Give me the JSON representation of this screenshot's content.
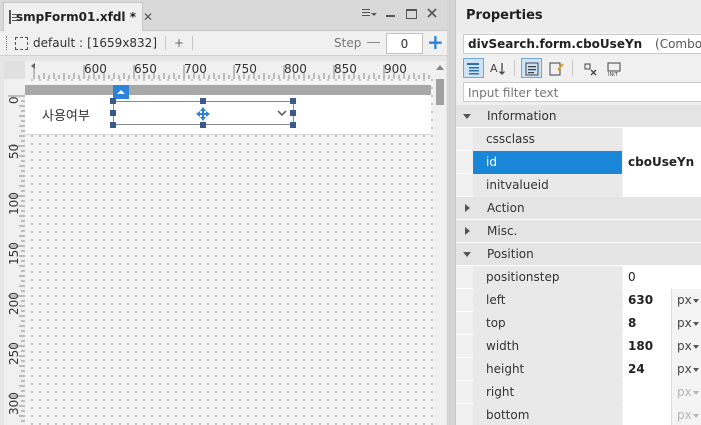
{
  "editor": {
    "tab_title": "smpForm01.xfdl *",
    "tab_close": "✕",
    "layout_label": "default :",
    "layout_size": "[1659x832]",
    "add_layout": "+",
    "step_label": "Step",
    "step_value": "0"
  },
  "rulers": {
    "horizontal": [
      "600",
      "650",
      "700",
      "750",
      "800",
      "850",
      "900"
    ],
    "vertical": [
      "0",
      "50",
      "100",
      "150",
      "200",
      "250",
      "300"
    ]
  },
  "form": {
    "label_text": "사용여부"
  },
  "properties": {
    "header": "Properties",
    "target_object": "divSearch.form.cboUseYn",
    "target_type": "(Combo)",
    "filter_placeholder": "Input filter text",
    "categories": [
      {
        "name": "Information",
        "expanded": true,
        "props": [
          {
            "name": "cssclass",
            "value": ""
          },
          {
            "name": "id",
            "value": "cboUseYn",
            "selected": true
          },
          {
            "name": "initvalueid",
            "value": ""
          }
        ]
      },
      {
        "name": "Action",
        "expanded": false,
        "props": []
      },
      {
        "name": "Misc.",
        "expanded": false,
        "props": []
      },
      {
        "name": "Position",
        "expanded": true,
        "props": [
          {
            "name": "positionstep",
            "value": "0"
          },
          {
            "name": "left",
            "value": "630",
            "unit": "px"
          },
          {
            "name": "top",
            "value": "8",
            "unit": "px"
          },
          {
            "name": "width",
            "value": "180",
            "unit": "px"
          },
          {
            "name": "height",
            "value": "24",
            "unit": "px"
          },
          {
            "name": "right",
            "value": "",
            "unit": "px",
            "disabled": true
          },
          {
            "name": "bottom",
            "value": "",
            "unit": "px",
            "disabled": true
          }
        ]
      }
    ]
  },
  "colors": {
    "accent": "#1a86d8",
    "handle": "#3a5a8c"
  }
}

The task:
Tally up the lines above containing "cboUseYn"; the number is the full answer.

Solution to this problem:
2